Doctors: Senators 'took a vacation,' left Medicare a mess

By Julianne Pepitone, staff reporter


NEW YORK (CNNMoney.com) -- The American Medical Association is launching an ad campaign pushing lawmakers to freeze a 21% cut to the fees doctors receive to treat Medicare patients.

The House voted May 28 to delay the cuts for 19 months, but the Senate did not take action before the Memorial Day recess.

The AMA's TV, radio and print ads slam senators for failing to pass the "doc fix" before taking their week-long break. The group has a long history of pushing to reform the formula used to calculate Medicare payments to doctors.

The ads feature a lot of air travel imagery, implying that lawmakers are jetting off to luxe locales while their constituents suffer. More than 43 million Americans are covered under Medicare.

"With access to health care for seniors ... hanging in the balance, what did the U.S. Senate do? They took a vacation," the ads say, urging Americans to call their senators and tell them to "get back to work."

The cuts were slated to take effect June 1, but the Centers for Medicare & Medicaid Services instructed its contractors to delay processing claims for 10 business days.

CMS implemented the delay in the hope that Congress will vote to freeze the Medicare reimbursement cuts retroactively, as it has done before.

"[Lawmakers] need to understand that the decisions made in Washington impact real people," said James Rohack, AMA president, in a conference call.

Doctors consider opting out of Medicare: Rohack went on to condemn the current payment rate formula, which federal law established in 1997 and says rates should be cut every year to keep Medicare in the black.

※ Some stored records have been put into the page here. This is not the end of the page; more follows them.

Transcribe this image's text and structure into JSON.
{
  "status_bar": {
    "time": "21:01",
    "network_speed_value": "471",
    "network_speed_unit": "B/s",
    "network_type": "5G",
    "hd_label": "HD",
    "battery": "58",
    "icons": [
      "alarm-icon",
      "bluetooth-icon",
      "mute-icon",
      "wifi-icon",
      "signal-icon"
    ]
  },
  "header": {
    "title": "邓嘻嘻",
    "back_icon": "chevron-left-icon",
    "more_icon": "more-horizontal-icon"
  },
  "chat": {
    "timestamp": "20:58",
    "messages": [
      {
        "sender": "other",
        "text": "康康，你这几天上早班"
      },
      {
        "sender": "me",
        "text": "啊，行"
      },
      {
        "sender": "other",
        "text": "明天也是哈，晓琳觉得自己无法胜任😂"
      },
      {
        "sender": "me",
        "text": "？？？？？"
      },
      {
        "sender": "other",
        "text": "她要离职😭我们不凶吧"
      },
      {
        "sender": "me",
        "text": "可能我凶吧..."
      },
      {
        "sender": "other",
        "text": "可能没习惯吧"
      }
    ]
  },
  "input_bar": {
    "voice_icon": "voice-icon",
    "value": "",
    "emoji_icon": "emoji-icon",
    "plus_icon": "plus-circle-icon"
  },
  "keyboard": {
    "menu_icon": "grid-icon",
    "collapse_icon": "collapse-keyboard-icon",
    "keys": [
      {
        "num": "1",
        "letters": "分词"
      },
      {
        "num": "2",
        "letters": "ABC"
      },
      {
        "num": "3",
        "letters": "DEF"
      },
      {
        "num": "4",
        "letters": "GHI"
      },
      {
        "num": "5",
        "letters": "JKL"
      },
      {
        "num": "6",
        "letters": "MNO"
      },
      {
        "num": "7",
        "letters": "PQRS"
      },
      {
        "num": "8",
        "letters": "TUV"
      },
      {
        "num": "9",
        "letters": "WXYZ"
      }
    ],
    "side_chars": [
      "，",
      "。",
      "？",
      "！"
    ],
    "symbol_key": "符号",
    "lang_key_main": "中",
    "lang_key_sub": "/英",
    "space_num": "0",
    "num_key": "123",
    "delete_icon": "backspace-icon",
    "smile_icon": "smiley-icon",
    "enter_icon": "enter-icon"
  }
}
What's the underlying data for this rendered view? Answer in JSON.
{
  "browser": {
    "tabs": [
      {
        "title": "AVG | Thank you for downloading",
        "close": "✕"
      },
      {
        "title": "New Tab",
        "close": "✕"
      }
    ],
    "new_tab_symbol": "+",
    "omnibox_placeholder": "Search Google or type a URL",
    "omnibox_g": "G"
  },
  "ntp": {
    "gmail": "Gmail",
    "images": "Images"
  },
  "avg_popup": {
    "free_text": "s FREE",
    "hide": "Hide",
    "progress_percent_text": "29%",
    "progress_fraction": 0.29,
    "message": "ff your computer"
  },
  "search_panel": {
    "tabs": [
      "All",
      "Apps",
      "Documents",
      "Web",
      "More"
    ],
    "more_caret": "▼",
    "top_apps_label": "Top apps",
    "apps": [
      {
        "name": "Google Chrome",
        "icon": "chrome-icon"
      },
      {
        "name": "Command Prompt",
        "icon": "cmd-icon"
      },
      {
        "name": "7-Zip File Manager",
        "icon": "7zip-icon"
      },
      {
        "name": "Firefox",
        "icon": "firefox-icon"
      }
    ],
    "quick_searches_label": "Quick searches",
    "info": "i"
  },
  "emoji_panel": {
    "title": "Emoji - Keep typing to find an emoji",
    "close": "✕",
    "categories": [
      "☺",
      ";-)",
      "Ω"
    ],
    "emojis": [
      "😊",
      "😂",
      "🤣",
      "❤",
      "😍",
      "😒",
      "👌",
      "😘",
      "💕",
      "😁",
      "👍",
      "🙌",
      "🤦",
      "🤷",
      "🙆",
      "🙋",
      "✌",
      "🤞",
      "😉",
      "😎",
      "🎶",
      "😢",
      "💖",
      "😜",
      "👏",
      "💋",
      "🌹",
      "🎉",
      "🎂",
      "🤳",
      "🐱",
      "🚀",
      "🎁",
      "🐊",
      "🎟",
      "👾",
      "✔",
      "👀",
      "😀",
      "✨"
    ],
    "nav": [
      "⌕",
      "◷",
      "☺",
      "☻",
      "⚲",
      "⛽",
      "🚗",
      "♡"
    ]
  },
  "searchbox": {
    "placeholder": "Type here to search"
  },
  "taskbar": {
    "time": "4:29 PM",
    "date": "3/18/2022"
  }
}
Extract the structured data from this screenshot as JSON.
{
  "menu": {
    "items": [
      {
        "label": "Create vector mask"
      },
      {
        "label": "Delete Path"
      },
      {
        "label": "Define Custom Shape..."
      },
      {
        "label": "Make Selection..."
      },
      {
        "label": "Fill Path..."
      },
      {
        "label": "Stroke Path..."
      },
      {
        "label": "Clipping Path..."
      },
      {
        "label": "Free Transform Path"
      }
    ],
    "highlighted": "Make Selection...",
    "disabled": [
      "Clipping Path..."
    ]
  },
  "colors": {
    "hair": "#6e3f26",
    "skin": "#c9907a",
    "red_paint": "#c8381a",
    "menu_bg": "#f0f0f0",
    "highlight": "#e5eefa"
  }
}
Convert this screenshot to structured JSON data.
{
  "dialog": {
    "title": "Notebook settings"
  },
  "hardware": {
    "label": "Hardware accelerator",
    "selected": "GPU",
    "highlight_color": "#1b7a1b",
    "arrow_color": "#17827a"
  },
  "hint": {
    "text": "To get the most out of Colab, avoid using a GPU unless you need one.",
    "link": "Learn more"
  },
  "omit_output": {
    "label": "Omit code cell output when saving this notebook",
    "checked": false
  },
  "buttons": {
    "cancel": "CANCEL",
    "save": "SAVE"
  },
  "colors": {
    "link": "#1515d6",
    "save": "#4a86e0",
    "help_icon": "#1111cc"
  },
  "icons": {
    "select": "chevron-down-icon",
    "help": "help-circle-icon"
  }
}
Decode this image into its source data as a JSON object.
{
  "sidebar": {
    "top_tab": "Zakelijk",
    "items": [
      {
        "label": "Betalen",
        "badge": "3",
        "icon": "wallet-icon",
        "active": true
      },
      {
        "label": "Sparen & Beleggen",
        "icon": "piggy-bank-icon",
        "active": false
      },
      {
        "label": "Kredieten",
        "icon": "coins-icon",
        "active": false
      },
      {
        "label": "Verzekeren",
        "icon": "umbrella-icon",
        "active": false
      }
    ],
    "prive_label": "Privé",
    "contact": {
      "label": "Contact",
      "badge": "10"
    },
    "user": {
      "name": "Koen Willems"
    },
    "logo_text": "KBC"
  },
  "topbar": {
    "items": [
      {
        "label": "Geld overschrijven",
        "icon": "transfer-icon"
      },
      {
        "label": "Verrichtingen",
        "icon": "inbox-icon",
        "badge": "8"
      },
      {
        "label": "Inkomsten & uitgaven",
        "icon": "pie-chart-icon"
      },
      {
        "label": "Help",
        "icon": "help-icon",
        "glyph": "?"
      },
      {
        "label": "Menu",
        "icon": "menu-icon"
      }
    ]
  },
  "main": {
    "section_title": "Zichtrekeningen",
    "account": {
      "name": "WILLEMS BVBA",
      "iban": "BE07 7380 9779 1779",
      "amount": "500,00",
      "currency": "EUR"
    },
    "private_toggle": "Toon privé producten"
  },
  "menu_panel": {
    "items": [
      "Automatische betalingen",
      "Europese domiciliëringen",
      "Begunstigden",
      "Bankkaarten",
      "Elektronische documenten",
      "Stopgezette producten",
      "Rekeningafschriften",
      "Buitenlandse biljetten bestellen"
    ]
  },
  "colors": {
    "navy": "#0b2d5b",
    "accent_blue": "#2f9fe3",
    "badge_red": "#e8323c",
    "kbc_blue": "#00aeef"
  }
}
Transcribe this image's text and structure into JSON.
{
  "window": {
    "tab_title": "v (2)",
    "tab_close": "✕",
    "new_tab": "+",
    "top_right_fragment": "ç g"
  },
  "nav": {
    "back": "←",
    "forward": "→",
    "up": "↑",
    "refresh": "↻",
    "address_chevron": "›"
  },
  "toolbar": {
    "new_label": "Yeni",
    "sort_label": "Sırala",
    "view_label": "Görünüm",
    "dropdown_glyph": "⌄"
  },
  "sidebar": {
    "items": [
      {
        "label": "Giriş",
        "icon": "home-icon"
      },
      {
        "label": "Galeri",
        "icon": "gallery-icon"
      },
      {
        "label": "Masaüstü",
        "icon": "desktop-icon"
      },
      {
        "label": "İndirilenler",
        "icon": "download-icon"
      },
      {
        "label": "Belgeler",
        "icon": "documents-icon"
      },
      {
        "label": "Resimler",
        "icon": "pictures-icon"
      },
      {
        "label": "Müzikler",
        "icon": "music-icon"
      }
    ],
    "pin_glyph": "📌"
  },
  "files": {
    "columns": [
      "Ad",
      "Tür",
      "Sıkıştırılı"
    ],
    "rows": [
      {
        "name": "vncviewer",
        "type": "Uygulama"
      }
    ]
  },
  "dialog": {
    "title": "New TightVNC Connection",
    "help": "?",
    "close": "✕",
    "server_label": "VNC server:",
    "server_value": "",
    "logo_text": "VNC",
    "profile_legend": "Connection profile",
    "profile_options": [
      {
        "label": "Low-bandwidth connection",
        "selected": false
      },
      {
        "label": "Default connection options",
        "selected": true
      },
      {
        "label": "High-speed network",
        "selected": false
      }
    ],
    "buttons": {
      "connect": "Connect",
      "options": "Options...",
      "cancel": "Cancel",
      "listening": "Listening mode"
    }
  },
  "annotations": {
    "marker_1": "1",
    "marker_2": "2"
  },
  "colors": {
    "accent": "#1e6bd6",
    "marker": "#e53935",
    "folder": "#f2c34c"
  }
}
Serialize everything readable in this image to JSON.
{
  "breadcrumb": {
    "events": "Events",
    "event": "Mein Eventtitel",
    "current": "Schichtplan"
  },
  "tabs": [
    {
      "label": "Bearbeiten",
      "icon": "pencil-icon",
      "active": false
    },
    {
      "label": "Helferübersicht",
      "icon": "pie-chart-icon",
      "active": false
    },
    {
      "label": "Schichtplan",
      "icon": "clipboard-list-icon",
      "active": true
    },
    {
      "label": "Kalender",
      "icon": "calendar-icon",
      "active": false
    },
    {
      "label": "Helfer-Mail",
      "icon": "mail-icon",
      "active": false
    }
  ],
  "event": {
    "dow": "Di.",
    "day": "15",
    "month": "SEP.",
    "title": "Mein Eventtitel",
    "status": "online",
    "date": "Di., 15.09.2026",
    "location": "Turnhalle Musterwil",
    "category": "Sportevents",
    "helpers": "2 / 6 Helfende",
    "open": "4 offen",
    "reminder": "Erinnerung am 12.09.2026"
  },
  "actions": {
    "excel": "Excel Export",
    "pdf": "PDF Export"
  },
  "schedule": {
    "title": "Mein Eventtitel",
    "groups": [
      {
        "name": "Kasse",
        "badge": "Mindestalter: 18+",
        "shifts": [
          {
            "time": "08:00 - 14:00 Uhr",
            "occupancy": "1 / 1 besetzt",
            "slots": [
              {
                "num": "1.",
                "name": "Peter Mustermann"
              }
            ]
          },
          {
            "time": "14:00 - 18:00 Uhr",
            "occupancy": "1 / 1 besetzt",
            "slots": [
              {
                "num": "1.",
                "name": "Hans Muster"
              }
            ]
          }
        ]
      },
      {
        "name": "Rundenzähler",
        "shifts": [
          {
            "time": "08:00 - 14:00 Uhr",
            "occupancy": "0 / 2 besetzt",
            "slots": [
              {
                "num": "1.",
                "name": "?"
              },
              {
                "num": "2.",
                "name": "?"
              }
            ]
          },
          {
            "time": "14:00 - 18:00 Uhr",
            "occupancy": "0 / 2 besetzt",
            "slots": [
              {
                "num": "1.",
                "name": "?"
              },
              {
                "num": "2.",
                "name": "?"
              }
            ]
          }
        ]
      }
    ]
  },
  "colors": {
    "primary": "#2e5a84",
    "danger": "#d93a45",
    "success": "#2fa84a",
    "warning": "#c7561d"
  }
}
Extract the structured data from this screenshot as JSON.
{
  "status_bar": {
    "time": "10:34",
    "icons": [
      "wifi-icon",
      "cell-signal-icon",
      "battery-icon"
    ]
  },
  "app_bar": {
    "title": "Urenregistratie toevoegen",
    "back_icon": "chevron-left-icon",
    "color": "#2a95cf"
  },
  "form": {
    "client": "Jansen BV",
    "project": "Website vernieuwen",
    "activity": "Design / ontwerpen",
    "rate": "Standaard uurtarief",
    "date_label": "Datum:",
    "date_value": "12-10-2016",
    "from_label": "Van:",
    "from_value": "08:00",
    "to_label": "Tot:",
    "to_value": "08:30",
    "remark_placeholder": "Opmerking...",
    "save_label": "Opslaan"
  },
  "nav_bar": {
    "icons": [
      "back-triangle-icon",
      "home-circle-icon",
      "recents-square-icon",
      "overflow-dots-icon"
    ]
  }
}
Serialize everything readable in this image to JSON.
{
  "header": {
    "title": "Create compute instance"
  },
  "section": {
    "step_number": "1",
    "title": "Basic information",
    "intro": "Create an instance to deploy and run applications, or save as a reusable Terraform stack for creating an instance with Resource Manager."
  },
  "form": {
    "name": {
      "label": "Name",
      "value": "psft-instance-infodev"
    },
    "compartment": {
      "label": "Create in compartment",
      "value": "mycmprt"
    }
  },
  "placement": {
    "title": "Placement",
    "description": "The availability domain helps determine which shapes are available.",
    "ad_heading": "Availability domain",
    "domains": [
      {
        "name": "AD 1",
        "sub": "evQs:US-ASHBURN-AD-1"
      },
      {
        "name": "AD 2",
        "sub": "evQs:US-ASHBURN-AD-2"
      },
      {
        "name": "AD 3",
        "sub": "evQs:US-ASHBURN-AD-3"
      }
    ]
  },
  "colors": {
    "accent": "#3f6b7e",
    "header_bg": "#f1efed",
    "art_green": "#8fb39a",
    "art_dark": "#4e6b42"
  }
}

But Congress has blocked those cuts in seven of the last eight years.

"Medicare payments are stuck where they were in 2001, while medical costs are up by 20% according to the government's own data," Rohack said.

And 60% of Medicare physicians are considering opting out of the program in order to stay afloat, Rohack added.

The AMA wants the reimbursement formula to be overhauled as the baby boomers start to age into the Medicare system. Developing a new plan would now cost $212 billion, but that figure has quadrupled over the past five years. An overhaul in 2005 would have cost $49 billion, and that price tag will continue to grow exponentially as the issue gets kicked down the road.

"This Congress needs to do what past Congresses wouldn't," Rohack said. "Look at the issue and fix this broken foundation once and for all." To top of page

Frontline troops push for solar energy
The U.S. Marines are testing renewable energy technologies like solar to reduce costs and casualties associated with fossil fuels. Play
25 Best Places to find rich singles
Looking for Mr. or Ms. Moneybags? Hunt down the perfect mate in these wealthy cities, which are brimming with unattached professionals. More
Fun festivals: Twins to mustard to pirates!
You'll see double in Twinsburg, Ohio, and Ketchup lovers should beware in Middleton, WI. Here's some of the best and strangest town festivals. Play
Index Last Change % Change
Dow 16,804.71 -238.19 -1.40%
Nasdaq 4,422.09 -71.30 -1.59%
S&P 500 1,946.16 -26.13 -1.32%
Treasuries 2.40 -0.10 -4.19%
Data as of 8:42pm ET
Company Price Change % Change
Bank of America Corp... 16.82 -0.23 -1.35%
Ford Motor Co 14.59 -0.18 -1.22%
Facebook Inc 76.55 -2.49 -3.15%
Apple Inc 99.18 -1.57 -1.56%
Cisco Systems Inc 25.03 -0.08 -0.34%
Data as of 4:03pm ET

Sections

In the last five years, pumpkin sales have risen 34% as people demand pumpkin in everything from beer to beef jerky. More

Facebook's chief product officer issued an apology to Sister Roma and the drag community on Wednesday for its flawed 'real name' policy. More

New York City launches a comprehensive site for all things related to its digital tech scene, Digital.NYC. More

For these seniors, the best retirement is not to retire. From a 102-year-old Wal-Mart worker to an activist park ranger, these workers have stayed on the job well into their golden years. More

Market indexes are shown in real time, except for the DJIA, which is delayed by two minutes. All times are ET. Disclaimer Morningstar: © 2014 Morningstar, Inc. All Rights Reserved. Disclaimer The Dow Jones IndexesSM are proprietary to and distributed by Dow Jones & Company, Inc. and have been licensed for use. All content of the Dow Jones IndexesSM © 2014 is proprietary to Dow Jones & Company, Inc. Chicago Mercantile Association. The market data is the property of Chicago Mercantile Exchange Inc. and its licensors. All rights reserved. FactSet Research Systems Inc. 2014. All rights reserved. Most stock quote data provided by BATS.